_Records from a data source_.
##########
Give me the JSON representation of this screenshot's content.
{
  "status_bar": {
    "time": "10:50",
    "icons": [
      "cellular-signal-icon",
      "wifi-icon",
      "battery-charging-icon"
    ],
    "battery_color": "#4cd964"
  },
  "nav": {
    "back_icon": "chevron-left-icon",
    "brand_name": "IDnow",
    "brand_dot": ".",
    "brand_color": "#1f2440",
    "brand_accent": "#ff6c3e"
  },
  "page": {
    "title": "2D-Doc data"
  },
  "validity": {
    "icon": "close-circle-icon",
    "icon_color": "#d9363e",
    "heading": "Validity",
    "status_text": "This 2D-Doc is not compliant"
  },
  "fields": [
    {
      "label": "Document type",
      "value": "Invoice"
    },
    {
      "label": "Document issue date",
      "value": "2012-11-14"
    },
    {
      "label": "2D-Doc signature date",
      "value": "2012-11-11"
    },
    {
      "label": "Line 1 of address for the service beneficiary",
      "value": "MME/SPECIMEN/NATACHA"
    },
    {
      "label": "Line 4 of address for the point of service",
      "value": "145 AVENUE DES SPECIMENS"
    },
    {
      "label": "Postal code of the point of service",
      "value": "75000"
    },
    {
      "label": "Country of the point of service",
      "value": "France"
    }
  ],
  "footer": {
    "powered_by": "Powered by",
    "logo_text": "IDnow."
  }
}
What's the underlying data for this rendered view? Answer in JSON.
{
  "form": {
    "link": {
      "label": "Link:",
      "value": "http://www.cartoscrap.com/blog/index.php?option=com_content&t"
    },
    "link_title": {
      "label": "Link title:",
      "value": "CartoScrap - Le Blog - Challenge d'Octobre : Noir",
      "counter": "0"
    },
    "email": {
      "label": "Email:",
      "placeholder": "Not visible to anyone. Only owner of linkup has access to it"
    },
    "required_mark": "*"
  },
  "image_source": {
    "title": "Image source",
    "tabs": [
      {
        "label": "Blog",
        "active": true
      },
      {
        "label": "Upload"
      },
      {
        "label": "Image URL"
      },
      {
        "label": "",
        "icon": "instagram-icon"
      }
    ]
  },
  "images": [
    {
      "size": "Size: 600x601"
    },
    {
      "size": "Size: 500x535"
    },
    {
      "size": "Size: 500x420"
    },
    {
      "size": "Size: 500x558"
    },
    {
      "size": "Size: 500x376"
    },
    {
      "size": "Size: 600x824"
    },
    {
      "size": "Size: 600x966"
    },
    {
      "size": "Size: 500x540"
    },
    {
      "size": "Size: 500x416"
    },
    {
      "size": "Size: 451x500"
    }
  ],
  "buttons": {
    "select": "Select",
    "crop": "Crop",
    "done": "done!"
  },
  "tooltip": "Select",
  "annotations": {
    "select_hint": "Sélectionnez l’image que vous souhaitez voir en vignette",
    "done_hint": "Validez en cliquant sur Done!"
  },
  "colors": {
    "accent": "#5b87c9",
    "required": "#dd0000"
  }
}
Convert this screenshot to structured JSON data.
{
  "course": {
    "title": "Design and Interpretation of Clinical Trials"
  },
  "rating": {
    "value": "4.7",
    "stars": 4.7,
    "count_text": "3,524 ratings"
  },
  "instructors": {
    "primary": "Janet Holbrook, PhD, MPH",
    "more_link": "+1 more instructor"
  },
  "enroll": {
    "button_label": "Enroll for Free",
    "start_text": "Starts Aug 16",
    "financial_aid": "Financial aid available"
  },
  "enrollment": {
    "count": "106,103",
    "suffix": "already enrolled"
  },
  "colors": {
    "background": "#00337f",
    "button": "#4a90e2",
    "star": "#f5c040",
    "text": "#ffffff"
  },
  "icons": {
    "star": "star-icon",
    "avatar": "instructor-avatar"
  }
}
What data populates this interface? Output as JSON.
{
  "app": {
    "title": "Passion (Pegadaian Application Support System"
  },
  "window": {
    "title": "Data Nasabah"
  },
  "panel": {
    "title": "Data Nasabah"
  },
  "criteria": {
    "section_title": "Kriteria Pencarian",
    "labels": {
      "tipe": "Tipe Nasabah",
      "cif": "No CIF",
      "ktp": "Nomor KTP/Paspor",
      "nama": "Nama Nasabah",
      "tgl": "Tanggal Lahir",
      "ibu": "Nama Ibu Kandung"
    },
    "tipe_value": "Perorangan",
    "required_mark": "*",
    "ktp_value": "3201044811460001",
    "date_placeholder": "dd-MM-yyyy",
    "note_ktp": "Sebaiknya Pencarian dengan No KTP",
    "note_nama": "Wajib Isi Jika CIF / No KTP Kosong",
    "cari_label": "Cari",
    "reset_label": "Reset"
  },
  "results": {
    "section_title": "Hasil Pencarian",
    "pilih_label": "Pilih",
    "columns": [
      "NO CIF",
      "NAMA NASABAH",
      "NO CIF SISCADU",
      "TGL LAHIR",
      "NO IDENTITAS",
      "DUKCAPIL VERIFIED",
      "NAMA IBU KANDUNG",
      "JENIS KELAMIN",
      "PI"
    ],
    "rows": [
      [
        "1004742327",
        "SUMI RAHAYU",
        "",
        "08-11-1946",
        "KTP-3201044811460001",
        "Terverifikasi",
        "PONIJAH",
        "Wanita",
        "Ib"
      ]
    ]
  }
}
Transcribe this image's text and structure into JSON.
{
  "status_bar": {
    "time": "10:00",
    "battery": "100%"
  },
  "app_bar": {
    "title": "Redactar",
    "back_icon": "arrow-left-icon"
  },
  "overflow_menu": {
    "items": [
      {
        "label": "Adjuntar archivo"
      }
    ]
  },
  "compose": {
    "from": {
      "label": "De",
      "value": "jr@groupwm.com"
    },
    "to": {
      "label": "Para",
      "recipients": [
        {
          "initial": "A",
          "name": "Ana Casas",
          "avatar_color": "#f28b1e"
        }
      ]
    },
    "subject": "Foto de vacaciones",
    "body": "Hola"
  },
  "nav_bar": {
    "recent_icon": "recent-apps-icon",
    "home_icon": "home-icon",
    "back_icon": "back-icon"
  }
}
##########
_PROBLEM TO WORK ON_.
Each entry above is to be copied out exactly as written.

_WRITTEN ANSWER_.
Give me the JSON representation of this screenshot's content.
{
  "status_bar": {
    "time": "10:50",
    "icons": [
      "cellular-signal-icon",
      "wifi-icon",
      "battery-charging-icon"
    ],
    "battery_color": "#4cd964"
  },
  "nav": {
    "back_icon": "chevron-left-icon",
    "brand_name": "IDnow",
    "brand_dot": ".",
    "brand_color": "#1f2440",
    "brand_accent": "#ff6c3e"
  },
  "page": {
    "title": "2D-Doc data"
  },
  "validity": {
    "icon": "close-circle-icon",
    "icon_color": "#d9363e",
    "heading": "Validity",
    "status_text": "This 2D-Doc is not compliant"
  },
  "fields": [
    {
      "label": "Document type",
      "value": "Invoice"
    },
    {
      "label": "Document issue date",
      "value": "2012-11-14"
    },
    {
      "label": "2D-Doc signature date",
      "value": "2012-11-11"
    },
    {
      "label": "Line 1 of address for the service beneficiary",
      "value": "MME/SPECIMEN/NATACHA"
    },
    {
      "label": "Line 4 of address for the point of service",
      "value": "145 AVENUE DES SPECIMENS"
    },
    {
      "label": "Postal code of the point of service",
      "value": "75000"
    },
    {
      "label": "Country of the point of service",
      "value": "France"
    }
  ],
  "footer": {
    "powered_by": "Powered by",
    "logo_text": "IDnow."
  }
}
What's the underlying data for this rendered view? Answer in JSON.
{
  "form": {
    "link": {
      "label": "Link:",
      "value": "http://www.cartoscrap.com/blog/index.php?option=com_content&t"
    },
    "link_title": {
      "label": "Link title:",
      "value": "CartoScrap - Le Blog - Challenge d'Octobre : Noir",
      "counter": "0"
    },
    "email": {
      "label": "Email:",
      "placeholder": "Not visible to anyone. Only owner of linkup has access to it"
    },
    "required_mark": "*"
  },
  "image_source": {
    "title": "Image source",
    "tabs": [
      {
        "label": "Blog",
        "active": true
      },
      {
        "label": "Upload"
      },
      {
        "label": "Image URL"
      },
      {
        "label": "",
        "icon": "instagram-icon"
      }
    ]
  },
  "images": [
    {
      "size": "Size: 600x601"
    },
    {
      "size": "Size: 500x535"
    },
    {
      "size": "Size: 500x420"
    },
    {
      "size": "Size: 500x558"
    },
    {
      "size": "Size: 500x376"
    },
    {
      "size": "Size: 600x824"
    },
    {
      "size": "Size: 600x966"
    },
    {
      "size": "Size: 500x540"
    },
    {
      "size": "Size: 500x416"
    },
    {
      "size": "Size: 451x500"
    }
  ],
  "buttons": {
    "select": "Select",
    "crop": "Crop",
    "done": "done!"
  },
  "tooltip": "Select",
  "annotations": {
    "select_hint": "Sélectionnez l’image que vous souhaitez voir en vignette",
    "done_hint": "Validez en cliquant sur Done!"
  },
  "colors": {
    "accent": "#5b87c9",
    "required": "#dd0000"
  }
}
Convert this screenshot to structured JSON data.
{
  "course": {
    "title": "Design and Interpretation of Clinical Trials"
  },
  "rating": {
    "value": "4.7",
    "stars": 4.7,
    "count_text": "3,524 ratings"
  },
  "instructors": {
    "primary": "Janet Holbrook, PhD, MPH",
    "more_link": "+1 more instructor"
  },
  "enroll": {
    "button_label": "Enroll for Free",
    "start_text": "Starts Aug 16",
    "financial_aid": "Financial aid available"
  },
  "enrollment": {
    "count": "106,103",
    "suffix": "already enrolled"
  },
  "colors": {
    "background": "#00337f",
    "button": "#4a90e2",
    "star": "#f5c040",
    "text": "#ffffff"
  },
  "icons": {
    "star": "star-icon",
    "avatar": "instructor-avatar"
  }
}
What data populates this interface? Output as JSON.
{
  "app": {
    "title": "Passion (Pegadaian Application Support System"
  },
  "window": {
    "title": "Data Nasabah"
  },
  "panel": {
    "title": "Data Nasabah"
  },
  "criteria": {
    "section_title": "Kriteria Pencarian",
    "labels": {
      "tipe": "Tipe Nasabah",
      "cif": "No CIF",
      "ktp": "Nomor KTP/Paspor",
      "nama": "Nama Nasabah",
      "tgl": "Tanggal Lahir",
      "ibu": "Nama Ibu Kandung"
    },
    "tipe_value": "Perorangan",
    "required_mark": "*",
    "ktp_value": "3201044811460001",
    "date_placeholder": "dd-MM-yyyy",
    "note_ktp": "Sebaiknya Pencarian dengan No KTP",
    "note_nama": "Wajib Isi Jika CIF / No KTP Kosong",
    "cari_label": "Cari",
    "reset_label": "Reset"
  },
  "results": {
    "section_title": "Hasil Pencarian",
    "pilih_label": "Pilih",
    "columns": [
      "NO CIF",
      "NAMA NASABAH",
      "NO CIF SISCADU",
      "TGL LAHIR",
      "NO IDENTITAS",
      "DUKCAPIL VERIFIED",
      "NAMA IBU KANDUNG",
      "JENIS KELAMIN",
      "PI"
    ],
    "rows": [
      [
        "1004742327",
        "SUMI RAHAYU",
        "",
        "08-11-1946",
        "KTP-3201044811460001",
        "Terverifikasi",
        "PONIJAH",
        "Wanita",
        "Ib"
      ]
    ]
  }
}
Transcribe this image's text and structure into JSON.
{
  "status_bar": {
    "time": "10:00",
    "battery": "100%"
  },
  "app_bar": {
    "title": "Redactar",
    "back_icon": "arrow-left-icon"
  },
  "overflow_menu": {
    "items": [
      {
        "label": "Adjuntar archivo"
      }
    ]
  },
  "compose": {
    "from": {
      "label": "De",
      "value": "jr@groupwm.com"
    },
    "to": {
      "label": "Para",
      "recipients": [
        {
          "initial": "A",
          "name": "Ana Casas",
          "avatar_color": "#f28b1e"
        }
      ]
    },
    "subject": "Foto de vacaciones",
    "body": "Hola"
  },
  "nav_bar": {
    "recent_icon": "recent-apps-icon",
    "home_icon": "home-icon",
    "back_icon": "back-icon"
  }
}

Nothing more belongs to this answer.